Scott describes several grand schemes, mostly done to help various populations, though often in ignorance of the ways of the people living in the affected area. He discusses state-sponsored forestry, Corbusier's city planning, government-sponsored (and private) experiments in industrial agriculture, China's Great Leap Forward, resettlements in Tanzania, as well as touching on other examples. In each case he shows how the (necessarily) high level plans of of the top officials were translated into concrete details for the convenience of those implementing the plan, in ignorance of the deleterious consequences for the affected villagers. The end result in each case conformed to the planners' specifications, but left an unlivable environment in which the inhabitants were more dependent on the government, and often much poorer than they started out.

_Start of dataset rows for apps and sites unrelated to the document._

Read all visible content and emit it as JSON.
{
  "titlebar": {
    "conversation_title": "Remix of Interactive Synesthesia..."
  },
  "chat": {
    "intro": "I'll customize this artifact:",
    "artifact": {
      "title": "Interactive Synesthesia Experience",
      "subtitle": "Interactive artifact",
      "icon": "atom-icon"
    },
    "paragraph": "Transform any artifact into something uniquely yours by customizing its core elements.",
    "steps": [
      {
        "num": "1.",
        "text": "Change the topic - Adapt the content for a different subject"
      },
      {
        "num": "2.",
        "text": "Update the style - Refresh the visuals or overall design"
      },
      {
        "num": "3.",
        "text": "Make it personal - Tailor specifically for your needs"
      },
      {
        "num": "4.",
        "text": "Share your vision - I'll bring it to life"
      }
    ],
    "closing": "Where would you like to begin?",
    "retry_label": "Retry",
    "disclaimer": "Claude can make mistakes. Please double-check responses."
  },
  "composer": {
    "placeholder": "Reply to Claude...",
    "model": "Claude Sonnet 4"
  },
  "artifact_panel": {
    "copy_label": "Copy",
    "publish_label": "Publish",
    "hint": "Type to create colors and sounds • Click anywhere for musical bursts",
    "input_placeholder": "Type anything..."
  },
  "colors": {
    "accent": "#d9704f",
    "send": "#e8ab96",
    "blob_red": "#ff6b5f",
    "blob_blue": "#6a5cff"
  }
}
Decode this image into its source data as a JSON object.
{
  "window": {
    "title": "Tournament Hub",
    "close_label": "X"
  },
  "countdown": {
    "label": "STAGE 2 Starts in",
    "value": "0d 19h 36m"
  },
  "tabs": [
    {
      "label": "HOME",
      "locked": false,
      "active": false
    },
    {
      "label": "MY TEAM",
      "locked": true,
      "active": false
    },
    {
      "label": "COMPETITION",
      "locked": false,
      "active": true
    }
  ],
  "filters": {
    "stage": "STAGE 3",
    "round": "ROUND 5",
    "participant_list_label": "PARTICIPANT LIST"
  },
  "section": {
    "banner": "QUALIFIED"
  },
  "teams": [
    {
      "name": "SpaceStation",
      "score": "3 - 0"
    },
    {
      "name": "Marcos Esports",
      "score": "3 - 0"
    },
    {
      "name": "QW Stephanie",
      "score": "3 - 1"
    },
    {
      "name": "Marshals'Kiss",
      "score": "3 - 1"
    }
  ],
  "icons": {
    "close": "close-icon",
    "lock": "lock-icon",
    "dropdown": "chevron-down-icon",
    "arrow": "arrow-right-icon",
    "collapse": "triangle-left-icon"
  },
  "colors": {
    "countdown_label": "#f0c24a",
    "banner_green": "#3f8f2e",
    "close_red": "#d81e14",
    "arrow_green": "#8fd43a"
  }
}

Whether the results of all these grand schemes ended up being helpful is questionable, and is certainly independent of what the original intent was, or how much effort was spent during the planning stage in considering ways to make the outcome closer to what the subjects would have asked for. Since plans and maps are necessarily abstractions from reality, and since the plans must be carried out by intermediaries whose interests are distinct from both the rulers and the people being 'helped', those doing the work will have to have to fill in details about how to get the work done. This will often be done in ignorance of the intent, and more usually without concern for the extended well-being of the future of the community.

As with Jacobs' Death and Life of Great American Cities, the point isn't to move towards a conclusion on how to do a better job of redesigning a society, so much as of having skepticism that it's possible to achieve humane objectives by trying. In most cases, hubris would lead to addressing problems by allowing people to adjust things in an incremental manner. Otherwise we risk replacing things that seems suboptimal to an outsider with situations that are truly dismal for those left behind. While discussing Soviet collective farms, Scott talks about some attempts by American industrial agricultural firms to do something similar in the midwest. Their grand plans for integrated industrial farms didn't succeed any better, but the difference was that when the outcome became clear, the companies involved backed off and the land reverted to more local, context-sensitive control.